great bread. lpve the look of the crust. Well done
I am very impressed – your breads are amazing!
Your bread is looking just wonderful! I hope they were as delicious as they look.
Well, my little bread queen I would be the first in line to buy one of yours! I love the rustic look they have! Your epis are absolutely gorgeous!
Your bread looks absolutely perfect! Thanks for baking with us.
ive done alot of experimenting making french bread and have to say ive only got it to taste instantly recognisable as french bread using the proper T65 flour, using all purpose flour just gives it the taste of a normal bread roll with a crispy crust.
your crumb looks much better and more authentic than the denser type i normally get though (and much whiter….american ap might be better than british ap flour) so im going to try your higher 72% hydration.
My quest as an amateur baker is to find the least complicated recipes that produce a good result. For me, taste and texture is everything. Using Caputo 00 Chef’s Flour and Julia Child’s hydration level of 72% I have been baking baguettes with a great slightly sourdough taste, and a thin crisp crust.
I find the compulsive search for a crumb loaded with holes to be quite amusing. The photos of baguette interiors which are essentially made of air, must be a joke. The enjoyment of any bread comes from the interesting combination of the crunchy crust and the soft almost fluffy crumb.
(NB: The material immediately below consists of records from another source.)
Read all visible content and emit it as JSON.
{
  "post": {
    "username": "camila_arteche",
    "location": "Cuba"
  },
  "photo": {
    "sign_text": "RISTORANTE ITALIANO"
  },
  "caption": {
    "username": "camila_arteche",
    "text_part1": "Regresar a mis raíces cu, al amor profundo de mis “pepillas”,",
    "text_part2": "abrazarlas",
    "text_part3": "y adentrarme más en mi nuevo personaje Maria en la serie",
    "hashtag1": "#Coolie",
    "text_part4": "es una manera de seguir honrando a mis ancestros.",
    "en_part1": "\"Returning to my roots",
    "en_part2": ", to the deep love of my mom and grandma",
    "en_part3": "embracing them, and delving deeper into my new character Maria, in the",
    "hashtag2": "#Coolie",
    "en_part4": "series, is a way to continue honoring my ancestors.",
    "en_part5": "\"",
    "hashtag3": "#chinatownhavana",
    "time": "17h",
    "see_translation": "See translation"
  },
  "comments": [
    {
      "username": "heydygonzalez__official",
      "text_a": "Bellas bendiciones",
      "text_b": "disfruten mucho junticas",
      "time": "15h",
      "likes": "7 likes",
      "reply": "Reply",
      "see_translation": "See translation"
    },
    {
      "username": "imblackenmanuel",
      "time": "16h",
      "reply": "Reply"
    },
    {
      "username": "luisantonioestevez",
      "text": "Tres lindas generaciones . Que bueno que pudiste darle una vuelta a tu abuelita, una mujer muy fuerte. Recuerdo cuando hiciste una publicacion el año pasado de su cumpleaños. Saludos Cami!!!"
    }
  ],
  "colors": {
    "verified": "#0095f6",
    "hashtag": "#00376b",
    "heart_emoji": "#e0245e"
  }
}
Air is tasteless, so for me, filling the baguette with
all that empty space makes no sense. Why not just calm down and enjoy your tasty bread with fewer holes? Or just tear out all of the crumb before eating the crust alone for the biggest hole of all.
I use SAF instant yeast, 1 1/2 hours first and 2nd rises, 45 minutes final proof in a 3 gutter baguette pan, bake til nice and brown at 450°F.
I’m ready to duck the tomatoes now.